- [Records provided]

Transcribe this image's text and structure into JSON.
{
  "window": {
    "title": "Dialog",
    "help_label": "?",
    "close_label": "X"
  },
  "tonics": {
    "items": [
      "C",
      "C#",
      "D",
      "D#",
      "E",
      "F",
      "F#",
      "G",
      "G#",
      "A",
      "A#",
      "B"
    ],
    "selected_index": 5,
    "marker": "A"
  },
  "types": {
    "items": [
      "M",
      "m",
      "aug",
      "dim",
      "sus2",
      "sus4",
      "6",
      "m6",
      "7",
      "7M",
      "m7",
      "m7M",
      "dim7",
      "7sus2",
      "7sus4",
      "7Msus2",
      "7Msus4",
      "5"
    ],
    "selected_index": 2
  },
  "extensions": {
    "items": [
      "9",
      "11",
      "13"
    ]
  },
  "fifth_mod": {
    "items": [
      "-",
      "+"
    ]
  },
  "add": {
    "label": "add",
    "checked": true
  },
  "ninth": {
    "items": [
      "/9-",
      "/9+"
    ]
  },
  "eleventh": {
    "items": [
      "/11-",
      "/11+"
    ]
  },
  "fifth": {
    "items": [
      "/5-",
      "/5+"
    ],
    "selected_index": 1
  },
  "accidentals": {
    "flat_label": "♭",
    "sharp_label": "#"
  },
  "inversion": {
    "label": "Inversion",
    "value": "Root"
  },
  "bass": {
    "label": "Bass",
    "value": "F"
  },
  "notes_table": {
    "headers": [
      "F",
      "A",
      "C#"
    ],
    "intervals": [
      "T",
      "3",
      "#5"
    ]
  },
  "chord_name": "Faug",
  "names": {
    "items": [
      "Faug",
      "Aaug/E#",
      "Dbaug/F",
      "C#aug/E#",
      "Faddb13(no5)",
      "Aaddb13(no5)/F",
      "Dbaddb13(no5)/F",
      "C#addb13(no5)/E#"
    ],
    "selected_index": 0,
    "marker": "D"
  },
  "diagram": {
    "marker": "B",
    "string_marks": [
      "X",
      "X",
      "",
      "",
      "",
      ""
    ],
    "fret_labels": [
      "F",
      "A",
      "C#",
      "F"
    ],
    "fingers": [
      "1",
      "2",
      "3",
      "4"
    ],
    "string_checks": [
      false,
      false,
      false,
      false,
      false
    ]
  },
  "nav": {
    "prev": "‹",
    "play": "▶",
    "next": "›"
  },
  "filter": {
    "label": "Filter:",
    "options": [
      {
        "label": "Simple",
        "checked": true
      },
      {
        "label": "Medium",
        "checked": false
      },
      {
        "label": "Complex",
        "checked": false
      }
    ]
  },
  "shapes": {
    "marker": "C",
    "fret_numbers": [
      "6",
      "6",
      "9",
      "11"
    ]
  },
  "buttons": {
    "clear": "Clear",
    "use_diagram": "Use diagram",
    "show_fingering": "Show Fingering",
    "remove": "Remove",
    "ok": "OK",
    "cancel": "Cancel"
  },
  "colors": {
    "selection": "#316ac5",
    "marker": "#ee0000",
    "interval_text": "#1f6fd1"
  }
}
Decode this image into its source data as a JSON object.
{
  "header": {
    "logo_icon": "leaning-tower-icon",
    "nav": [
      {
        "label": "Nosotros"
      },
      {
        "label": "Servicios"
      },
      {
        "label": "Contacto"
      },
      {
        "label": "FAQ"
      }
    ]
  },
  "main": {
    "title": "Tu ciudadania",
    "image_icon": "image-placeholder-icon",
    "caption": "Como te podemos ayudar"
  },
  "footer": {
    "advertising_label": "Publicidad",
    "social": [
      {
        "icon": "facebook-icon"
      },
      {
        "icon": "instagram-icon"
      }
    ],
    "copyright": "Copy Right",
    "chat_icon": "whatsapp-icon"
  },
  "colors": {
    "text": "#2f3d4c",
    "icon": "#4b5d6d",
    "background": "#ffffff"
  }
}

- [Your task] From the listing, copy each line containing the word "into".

- [Exercise answer]
Transcribe this image's text and structure into JSON.
Decode this image into its source data as a JSON object.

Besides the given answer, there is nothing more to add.